It’s never a great sign when a summer “event film” is poised to open at No. 2 at the box office.
But director Ridley Scott’s new version of “Robin Hood,” starring Russell Crowe, has been a challenge for distributor Universal Pictures, given its high cost, serious tone and apparent lack of appeal to the young moviegoers who usually drive big openings.
Hollywood executives who have seen pre-release polling of potential moviegoers expect the film to open with $40 million to $45 million in the U.S. and Canada. That would put it behind “Iron Man 2,” which is expected to take in roughly $60 million on its second weekend after launching to a strong $128.1 million.
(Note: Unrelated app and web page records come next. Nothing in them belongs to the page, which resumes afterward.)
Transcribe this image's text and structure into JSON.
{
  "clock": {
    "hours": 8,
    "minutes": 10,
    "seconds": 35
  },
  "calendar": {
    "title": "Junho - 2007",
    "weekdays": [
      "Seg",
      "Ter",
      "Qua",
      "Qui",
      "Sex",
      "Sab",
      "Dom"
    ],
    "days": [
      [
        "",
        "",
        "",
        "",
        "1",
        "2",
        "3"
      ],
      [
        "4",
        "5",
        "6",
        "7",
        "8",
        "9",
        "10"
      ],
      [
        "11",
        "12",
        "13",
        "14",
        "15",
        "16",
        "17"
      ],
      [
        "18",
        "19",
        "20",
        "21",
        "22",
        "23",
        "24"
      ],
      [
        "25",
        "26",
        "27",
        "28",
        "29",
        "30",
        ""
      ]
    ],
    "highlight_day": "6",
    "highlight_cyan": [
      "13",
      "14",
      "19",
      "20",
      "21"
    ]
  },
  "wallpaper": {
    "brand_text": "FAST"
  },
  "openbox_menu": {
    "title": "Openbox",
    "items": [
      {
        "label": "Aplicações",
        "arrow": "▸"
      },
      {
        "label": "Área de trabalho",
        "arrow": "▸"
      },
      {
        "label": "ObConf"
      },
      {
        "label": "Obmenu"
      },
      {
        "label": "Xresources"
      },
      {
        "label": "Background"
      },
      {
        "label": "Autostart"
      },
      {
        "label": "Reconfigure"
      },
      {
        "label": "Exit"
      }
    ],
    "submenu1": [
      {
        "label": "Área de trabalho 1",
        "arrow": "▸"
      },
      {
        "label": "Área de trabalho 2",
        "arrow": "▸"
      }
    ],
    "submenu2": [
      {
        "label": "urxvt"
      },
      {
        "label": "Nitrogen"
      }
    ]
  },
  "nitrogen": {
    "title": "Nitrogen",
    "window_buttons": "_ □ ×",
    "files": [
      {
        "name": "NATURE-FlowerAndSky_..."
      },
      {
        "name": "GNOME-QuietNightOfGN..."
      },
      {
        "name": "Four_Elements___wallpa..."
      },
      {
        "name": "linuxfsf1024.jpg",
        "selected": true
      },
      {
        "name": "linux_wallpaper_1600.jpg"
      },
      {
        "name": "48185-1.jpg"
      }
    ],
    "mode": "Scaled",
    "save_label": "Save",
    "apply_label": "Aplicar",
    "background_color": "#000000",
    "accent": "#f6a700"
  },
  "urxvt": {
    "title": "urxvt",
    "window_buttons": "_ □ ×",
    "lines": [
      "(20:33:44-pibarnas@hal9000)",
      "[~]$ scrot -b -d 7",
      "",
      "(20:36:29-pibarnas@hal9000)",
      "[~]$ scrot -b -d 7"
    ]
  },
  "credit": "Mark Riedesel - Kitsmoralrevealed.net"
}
Universal executives are counting on much higher ticket sales overseas, however, as the picture opens in every major foreign territory this week except Japan and China. People at the studio say the film should gross about twice as much internationally as it does domestically, which means they’re looking for a worldwide total through Sunday of more than $100 million.
“Robin Hood” opened in several European countries Wednesday and took in a solid $6 million, with good starts in France and Britain, where the story is set and the film was shot. It debuted this week at the Cannes Film Festival in France to a mixed response.
Reviews so far have been less than enthusiastic, which could harm the movie given that it is aimed mainly at adults, who tend to care more about what critics have to say than teenagers. Young men have shown some interest in the film, but not many young women are expected to attend based on polls conducted before the movie’s opening.
Director Scott has a mixed record with historical dramas. His 2001 epic “Gladiator,” which also starred Crowe and won the Oscar for best picture, opened to $35 million but ended up with a very strong $188 million domestically. However, 2005’s “Kingdom of Heaven” was a major flop with a total of just $47 million in U.S. and Canadian ticket sales. Scott and Crowe’s last collaboration, “Body of Lies,” was a serious-minded bust, grossing just $39 million in 2008.
Unsurprisingly, Universal’s advertising for “Robin Hood” has attempted to position the film as “Gladiator” in Sherwood Forest.
The best scenario for Universal and its financing partner, Relativity Media, appears to be making a modest success out of “Robin Hood,” given its high cost.
Two people familiar with the budget said it cost at least $200 million to produce, though a studio spokesman said the final tally was $155 million after tax credits. That doesn’t include, however, at least $25 million that the studio wrote off after the production initially planned to start in 2008 was delayed.
Barring a major surprise, “Robin Hood” won’t be the big hit that Universal and Relativity could use after releasing two costly flops earlier in the year: “Green Zone” and “The Wolfman.”
On a smaller scale, “Letters to Juliet” looks like it could be a respectable hit, as tracking surveys indicate the low-budget romantic drama starring Amanda Seyfried could debut with close to $20 million based on strong interest from young women. That would be a healthy start given that distributor Summit Entertainment spent about $30 million to make the picture and presold the international rights to help offset the production cost.
Seyfried’s last romantic film aimed at the same demographic, “Dear John,” co-starring Channing Tatum, opened in February to a solid $30.5 million and ultimately grossed $80 million.
Fox Searchlight’s romantic comedy “Just Wright,” which stars Queen Latifah and rapper Common, isn’t expected to make much of an impression this weekend as it’s expected to open to around $10 million.